Your Child’s Disorder May Be Yours, Too [NY Times]
[A]fter Phil and Susan Schwarz received a diagnosis for their son, Jeremy, of high functioning autism, they began to think carefully about their own behaviors and histories.
Mr. Schwarz, a software developer in Framingham, Mass., found in his son’s diagnosis a new language to understand his own life. His sensitivities when growing up to loud noises and bright light, his own diffidence through school, his parents’ and grandparents’ special intellectual skills — all echoed through his and Jeremy’s behavior, like some ancient rhythm.
His son’s diagnosis, Mr. Schwarz said, “provided a frame in which a whole bunch of seemingly unrelated aspects of my own life growing up fit together for the first time.” (more)
Not to sound too snotty about geek parents with a fresh diagnosis of high-functioning saying, “he’s not weird, he’s just like me”, mind you. OK, maybe a little. I just keep meeting parents singing this refrain.
Which is just more grist for the notion that all this identified autism is not an fresh and growing epidemic. We are just developing the perceptions that places this particular suite of neurological conditions both in sharper focus and in a larger perspective of our behaviors. Especially when more and more people realize that these behaviors might actually be rather familiar after all. It just has a label now. One that people are really sensitive to now.
299.80 is the DSM IV code for Asperger’s Syndrome (AS). There has been some non-peer reviewed press on AS (like Wired 1, 2) but we have been becoming familiar with it on a personal basis.
Some time ago (little less than a year) Ian was identified with AS and became eligible for special consideration from the school district before hitting Kindergarten .
Not long thereafter I was identified with Asperger’s as well. (Block makes chip, which does not fall far.)
So, we have been dealing with that. [As an aside, A.J. Mahari has a nice little rumination on Adult Asperger’s Syndrome that I will not attempt to expand upon.
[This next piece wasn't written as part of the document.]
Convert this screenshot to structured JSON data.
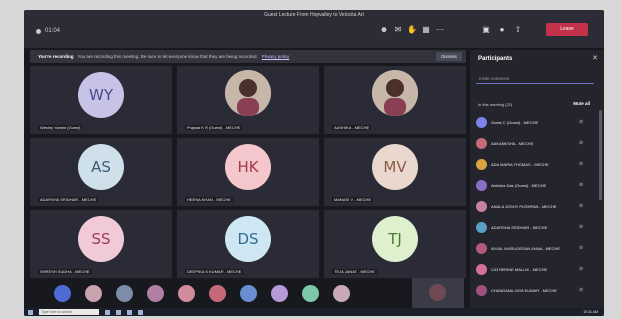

For now at least.] With my personal history of identifications and interventions I must say that we’re starting to get pretty close to whatever it is for me. As a second aside, if things have seemed a bit ‘unstructured’ around here, this is probably one of the main reasons. I realize I owe several (many) emails, letters, phone calls, book returns, and ghu knows what else to many of you. I’ll try to get on that, now that I have decided to talk about this.
The nice thing for Ian is that we have a good idea how to help him. There will be no reason for him to be excluded from any activities. These are good things